Available data =

· · ·

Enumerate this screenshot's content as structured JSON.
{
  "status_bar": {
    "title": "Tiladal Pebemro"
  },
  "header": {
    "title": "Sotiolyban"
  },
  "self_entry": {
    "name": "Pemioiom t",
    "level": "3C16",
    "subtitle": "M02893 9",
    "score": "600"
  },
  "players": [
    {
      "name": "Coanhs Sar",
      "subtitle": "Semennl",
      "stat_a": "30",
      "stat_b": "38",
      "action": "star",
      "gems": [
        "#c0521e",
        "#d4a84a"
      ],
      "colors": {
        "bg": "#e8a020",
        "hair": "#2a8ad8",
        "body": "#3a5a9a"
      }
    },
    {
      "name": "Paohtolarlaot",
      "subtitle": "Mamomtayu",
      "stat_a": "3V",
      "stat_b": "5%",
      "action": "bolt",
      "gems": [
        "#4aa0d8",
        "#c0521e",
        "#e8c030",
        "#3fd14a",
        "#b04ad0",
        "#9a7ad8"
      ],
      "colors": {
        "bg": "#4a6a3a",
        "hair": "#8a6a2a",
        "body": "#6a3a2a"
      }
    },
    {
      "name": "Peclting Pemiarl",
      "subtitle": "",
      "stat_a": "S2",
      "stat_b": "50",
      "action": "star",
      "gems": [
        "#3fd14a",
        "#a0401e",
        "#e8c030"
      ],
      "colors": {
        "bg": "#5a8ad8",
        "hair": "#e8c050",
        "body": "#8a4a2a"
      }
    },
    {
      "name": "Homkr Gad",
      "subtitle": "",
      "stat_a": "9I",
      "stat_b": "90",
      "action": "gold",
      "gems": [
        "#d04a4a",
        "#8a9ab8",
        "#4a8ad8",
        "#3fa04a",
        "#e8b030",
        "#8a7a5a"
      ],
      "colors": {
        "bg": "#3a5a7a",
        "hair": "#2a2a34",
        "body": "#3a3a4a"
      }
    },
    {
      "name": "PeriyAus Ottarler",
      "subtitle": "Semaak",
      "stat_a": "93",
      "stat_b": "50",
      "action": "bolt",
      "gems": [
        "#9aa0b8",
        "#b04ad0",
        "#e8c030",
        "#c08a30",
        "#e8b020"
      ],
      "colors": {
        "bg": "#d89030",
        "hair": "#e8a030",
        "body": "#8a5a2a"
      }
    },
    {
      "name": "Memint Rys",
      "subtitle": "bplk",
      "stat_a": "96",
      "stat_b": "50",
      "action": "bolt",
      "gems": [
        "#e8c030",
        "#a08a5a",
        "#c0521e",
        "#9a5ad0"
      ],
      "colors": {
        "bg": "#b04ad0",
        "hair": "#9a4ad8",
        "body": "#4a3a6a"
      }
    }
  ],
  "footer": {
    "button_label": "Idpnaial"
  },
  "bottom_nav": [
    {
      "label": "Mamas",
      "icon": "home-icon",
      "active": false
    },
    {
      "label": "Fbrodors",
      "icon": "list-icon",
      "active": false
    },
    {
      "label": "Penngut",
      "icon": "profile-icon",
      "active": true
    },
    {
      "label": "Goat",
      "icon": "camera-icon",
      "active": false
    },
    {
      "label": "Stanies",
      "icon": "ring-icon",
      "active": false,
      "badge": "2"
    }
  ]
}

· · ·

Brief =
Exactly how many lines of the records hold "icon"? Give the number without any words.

Your response =
5